Now, of course, floating-point (FP) instructions represent on average < 0.001% of the instructions executed on most GNU/Linux boxes.
You can check that FP instructions are very rarely executed by verifying that unless running FP computational code, there is very little code that uses the FPU when running GNU/Linux in day-to-day use. I think X uses FP code to scale fonts the first time it loads a new font, but that's about all.
Just an example: in the RC-5 cracking effort, the algorithm used to search the key uses only integer instructions, and the 6x86 chips easily beat their Pentium and Pentium MMX counterparts, thanks to a more efficient implementation of the ROTL instruction.
On the other hand, if you are into multimedia applications and wish to use one of the standard MPEG decoders available for Linux, then the 6x86 will clearly provide performance below that of a Pentium, because of its slower FPU. This shortcoming was pointed out to me by Orlando Andico, whom I am trying to coax into writing a multimedia benchmark :-). The 6x86MX should do much better, specially if the MPEG decoding code is MMX optimized, but it will still be slower than a Pentium MMX.
It is a pity that most CPU manufacturers dedicate such a large % of the CPU die area (approximately 11% for the original Pentium chip) and R&D expenses to sometimes bugged FPU implementations. What's more, the Linux kernel has excellent 387 emulation (actually the Linux FPU emulator was designed to match the FPU in a 486DX), which can be used for the occasional FPU code.
Note that this does not mean that the software emulation will provide anywhere near dedicated FPU performance. It may be up to 100 times slower!
A simple way to test for the occurrence of FP instructions in normal GNU/Linux execution flow, without resorting to expensive tools like In Circuit Emulators (an ICE is an expensive piece of hardware that emulates a processor using special discrete logic), is to use the internal performance monitoring systems found in the Pentium and 6x86MX chips.This mechanism allows simultaneous counting of different events (like FPU and total instructions executed) on two separate registers, plus keeping a count of total cycles executed on a Time Stamp Counter. So on GNU/Linux systems with these CPUs it would take a small assembly language program to verify the percentage guessed above.

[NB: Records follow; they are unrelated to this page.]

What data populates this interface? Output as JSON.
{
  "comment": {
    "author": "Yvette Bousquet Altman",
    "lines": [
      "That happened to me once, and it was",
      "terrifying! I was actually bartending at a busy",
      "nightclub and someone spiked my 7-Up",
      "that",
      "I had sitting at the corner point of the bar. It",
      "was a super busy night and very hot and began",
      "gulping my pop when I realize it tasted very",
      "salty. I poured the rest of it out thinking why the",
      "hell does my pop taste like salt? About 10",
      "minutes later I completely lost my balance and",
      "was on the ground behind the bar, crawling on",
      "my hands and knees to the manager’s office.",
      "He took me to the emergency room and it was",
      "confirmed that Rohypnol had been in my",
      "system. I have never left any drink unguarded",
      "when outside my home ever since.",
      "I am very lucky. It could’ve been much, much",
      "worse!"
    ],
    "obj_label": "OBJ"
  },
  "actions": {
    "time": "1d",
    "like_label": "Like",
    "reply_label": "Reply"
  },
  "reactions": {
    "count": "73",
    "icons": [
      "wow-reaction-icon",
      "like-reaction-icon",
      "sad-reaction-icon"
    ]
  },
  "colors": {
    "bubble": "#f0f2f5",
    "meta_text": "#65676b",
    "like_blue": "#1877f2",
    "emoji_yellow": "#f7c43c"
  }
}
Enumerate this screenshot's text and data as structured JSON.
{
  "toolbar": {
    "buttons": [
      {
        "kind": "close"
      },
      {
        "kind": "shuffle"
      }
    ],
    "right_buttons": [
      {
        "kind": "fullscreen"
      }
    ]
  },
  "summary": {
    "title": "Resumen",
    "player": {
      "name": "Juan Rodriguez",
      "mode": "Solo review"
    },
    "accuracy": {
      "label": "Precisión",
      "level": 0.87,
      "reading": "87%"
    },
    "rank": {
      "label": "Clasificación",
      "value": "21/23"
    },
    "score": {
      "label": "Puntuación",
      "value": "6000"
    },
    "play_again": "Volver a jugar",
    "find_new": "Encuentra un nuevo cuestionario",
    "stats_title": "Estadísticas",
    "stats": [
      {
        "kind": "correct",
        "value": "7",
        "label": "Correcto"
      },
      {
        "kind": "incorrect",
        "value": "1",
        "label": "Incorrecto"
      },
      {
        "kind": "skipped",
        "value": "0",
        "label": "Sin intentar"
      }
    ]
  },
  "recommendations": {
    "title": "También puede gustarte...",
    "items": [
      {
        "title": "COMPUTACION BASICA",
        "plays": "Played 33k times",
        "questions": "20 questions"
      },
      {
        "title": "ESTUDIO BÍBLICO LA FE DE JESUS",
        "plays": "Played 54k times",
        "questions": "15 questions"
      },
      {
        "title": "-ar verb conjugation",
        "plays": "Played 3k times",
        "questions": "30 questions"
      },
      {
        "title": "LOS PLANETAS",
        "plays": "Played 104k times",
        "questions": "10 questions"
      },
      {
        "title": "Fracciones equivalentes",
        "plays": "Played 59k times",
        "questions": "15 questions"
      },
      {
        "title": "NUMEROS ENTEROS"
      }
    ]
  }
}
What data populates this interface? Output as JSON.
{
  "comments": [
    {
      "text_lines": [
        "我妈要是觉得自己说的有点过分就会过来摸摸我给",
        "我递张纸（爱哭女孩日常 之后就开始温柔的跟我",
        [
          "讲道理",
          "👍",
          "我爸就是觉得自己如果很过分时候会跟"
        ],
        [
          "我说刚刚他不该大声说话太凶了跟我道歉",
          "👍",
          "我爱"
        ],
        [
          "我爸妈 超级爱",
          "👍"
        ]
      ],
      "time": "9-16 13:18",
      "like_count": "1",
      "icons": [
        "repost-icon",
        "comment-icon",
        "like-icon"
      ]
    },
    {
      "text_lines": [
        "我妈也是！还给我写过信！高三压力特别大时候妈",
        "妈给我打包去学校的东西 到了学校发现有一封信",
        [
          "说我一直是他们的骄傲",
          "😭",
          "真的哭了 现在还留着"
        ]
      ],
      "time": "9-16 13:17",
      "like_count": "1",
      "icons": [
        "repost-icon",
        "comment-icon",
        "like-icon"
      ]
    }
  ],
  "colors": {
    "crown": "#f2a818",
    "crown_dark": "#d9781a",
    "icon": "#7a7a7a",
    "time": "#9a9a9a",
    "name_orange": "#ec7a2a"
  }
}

Last updated on January 4, 1998.
Copyright 1997 Andrew D. Balsa